The Tropical Smoothie Cafe Hepatitis A outbreak has expanded to seven states. At least 70 people have been sickened and 32 of them have been hospitalized, which is a hospitalization rate that is more than double the average for this illness.
Frozen strawberries imported from Egypt have been identified as the likely source of this outbreak. Tropical Smoothie Cafe reported that the contaminated strawberries were removed from all locations by August 8 and that stores nationwide have all received frozen strawberries from a new supplier. At this time, no other restaurants or retailers have been identified as having received the tainted strawberries, according to the Centers for Disease Control and Prevention (CDC).
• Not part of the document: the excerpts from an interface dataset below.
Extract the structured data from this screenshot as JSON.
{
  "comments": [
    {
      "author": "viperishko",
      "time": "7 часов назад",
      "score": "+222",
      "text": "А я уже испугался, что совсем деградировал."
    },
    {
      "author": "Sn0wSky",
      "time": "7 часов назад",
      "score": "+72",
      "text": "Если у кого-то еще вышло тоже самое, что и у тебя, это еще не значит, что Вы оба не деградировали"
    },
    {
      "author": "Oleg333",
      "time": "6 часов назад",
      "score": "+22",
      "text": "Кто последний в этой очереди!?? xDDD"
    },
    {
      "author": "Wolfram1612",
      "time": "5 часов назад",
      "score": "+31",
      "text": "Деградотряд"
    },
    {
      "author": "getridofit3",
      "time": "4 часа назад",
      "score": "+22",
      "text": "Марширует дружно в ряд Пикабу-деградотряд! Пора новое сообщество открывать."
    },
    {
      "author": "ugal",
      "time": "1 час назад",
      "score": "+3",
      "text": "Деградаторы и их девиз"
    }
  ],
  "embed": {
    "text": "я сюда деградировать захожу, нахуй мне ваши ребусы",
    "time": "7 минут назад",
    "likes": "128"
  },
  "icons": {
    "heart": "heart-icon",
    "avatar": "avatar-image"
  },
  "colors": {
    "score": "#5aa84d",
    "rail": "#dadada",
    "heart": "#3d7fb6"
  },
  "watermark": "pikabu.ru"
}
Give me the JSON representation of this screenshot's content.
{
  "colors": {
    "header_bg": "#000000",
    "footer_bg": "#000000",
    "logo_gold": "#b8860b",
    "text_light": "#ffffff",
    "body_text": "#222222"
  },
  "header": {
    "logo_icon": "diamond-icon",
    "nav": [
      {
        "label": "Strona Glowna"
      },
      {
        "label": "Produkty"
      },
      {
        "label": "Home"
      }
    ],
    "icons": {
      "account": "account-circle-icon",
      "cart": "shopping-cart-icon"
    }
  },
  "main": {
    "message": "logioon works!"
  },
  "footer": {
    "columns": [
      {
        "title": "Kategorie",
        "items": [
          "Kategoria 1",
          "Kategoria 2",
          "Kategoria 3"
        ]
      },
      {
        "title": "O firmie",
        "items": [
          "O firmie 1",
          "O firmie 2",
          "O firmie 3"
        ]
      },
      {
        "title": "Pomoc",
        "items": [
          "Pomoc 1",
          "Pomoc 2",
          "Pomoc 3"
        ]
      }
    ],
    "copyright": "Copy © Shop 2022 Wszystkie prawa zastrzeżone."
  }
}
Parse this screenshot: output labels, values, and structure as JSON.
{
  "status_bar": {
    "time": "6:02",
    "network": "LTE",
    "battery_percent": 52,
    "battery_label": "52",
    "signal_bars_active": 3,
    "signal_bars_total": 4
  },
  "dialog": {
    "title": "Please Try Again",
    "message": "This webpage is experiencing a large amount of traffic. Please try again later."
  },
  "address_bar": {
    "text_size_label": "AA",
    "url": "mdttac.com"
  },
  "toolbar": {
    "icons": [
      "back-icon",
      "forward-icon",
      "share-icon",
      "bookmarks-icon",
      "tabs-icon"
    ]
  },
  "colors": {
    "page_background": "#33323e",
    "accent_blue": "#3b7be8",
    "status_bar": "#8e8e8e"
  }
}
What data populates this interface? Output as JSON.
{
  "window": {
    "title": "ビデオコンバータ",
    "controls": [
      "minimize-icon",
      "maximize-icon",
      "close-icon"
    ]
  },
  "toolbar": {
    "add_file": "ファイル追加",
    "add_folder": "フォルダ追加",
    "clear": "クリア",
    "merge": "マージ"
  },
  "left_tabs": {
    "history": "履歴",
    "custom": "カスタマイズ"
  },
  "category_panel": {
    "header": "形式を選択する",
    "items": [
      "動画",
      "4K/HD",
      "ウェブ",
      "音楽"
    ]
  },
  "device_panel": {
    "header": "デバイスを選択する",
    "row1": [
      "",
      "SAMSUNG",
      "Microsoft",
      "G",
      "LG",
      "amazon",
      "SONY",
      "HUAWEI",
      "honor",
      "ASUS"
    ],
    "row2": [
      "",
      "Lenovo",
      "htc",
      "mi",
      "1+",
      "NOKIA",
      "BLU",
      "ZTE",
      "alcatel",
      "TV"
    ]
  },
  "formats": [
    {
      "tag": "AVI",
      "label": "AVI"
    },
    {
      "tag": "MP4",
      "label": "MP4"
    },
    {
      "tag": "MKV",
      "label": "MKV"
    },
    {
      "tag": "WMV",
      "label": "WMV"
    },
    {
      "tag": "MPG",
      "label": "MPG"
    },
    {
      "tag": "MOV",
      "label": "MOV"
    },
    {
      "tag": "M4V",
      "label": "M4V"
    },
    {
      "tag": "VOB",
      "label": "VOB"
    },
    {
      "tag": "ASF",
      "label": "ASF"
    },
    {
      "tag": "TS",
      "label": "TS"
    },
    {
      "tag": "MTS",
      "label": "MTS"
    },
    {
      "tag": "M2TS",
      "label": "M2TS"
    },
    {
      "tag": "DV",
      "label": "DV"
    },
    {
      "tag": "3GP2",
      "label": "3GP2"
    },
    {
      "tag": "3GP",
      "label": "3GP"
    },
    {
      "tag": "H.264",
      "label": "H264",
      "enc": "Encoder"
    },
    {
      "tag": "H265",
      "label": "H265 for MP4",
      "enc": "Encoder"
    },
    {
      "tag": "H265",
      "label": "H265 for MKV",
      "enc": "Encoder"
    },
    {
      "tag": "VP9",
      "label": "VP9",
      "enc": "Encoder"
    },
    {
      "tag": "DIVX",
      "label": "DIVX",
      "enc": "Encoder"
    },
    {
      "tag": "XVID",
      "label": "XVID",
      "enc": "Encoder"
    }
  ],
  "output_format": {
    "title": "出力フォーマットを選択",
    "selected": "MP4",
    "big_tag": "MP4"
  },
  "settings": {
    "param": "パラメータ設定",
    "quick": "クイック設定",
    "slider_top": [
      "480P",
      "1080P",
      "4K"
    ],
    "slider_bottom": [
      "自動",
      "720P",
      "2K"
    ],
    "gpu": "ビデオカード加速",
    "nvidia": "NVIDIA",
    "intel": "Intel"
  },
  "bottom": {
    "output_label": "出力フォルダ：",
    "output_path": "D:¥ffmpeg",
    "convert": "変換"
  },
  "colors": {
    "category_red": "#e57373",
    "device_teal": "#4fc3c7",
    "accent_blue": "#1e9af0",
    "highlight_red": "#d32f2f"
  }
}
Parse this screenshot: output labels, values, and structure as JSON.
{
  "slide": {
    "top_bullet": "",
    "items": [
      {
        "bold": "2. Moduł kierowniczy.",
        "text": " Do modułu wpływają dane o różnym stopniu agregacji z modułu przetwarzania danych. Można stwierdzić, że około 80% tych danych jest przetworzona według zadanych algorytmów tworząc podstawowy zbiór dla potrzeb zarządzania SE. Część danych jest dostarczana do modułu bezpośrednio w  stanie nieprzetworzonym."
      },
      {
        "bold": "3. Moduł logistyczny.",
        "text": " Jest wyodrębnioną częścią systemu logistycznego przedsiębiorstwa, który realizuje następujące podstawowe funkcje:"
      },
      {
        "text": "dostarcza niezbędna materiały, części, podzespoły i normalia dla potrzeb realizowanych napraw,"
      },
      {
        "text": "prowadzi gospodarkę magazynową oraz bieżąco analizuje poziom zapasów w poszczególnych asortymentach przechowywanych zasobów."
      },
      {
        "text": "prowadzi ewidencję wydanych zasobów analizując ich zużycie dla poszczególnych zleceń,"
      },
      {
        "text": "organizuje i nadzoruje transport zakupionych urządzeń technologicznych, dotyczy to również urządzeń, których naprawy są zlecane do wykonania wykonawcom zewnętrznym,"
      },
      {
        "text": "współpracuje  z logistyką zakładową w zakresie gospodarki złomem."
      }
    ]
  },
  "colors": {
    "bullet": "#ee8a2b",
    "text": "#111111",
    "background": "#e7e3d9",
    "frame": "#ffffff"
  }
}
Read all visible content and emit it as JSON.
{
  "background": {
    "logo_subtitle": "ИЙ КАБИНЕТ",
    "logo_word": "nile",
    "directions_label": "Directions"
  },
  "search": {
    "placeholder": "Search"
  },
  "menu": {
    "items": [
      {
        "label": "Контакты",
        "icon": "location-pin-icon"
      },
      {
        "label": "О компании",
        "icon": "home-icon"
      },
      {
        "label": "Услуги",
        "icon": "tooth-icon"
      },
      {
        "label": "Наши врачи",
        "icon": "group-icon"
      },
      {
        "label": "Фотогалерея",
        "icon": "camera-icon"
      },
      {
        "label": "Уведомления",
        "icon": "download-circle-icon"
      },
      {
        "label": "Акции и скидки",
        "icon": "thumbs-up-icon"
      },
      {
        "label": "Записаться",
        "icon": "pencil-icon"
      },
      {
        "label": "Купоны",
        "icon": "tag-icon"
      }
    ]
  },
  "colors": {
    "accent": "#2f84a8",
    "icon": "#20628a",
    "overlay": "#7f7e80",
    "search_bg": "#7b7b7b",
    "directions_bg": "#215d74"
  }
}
Federal health officials say that while the contaminated food source has been removed from the restaurants, case numbers are expected to rise because of the long incubation period and the possibility of secondary infections.
During interviews with health investigators, 68 of the 7o case patients reported drinking a Tropical Smoothie Cafe smoothie before they became ill. Most of them remembered strawberries as an ingredient in the smoothie they ordered. The most recent case was reported August 23, 2016.
Cases have been reported from the following states: Maryland (6), New York (1), North Carolina (1), Oregon (1), Virginia (55), West Virginia (5), and Wisconsin (1). Health officials urge anyone who visited a Tropical Smoothie Cafe in July or August and develops symptoms to see a doctor and mention exposure of Hepatitis A and to contact their local health department. Food handlers with the virus should stay home to prevent the spread of the virus, the CDC advises.
Hepatitis A is a contagious liver disease that is spread from person to person and through contaminated food and beverages. Infected people can be contagious for weeks before they start experiencing symptoms, and sometimes show no symptoms at all.
Symptoms of a Hepatitis A infection include: fever, fatigue, loss of appetite, nausea, vomiting, abdominal pain, joint pain, dark urine, clay-colored stools and yellow skin or eyes. Symptoms, which can last between three and eight weeks, usually start 28 days after exposure, but can appear anywhere from 15 to 50 days after exposure. Most people recover within a few weeks, but some can be sick as long as six months.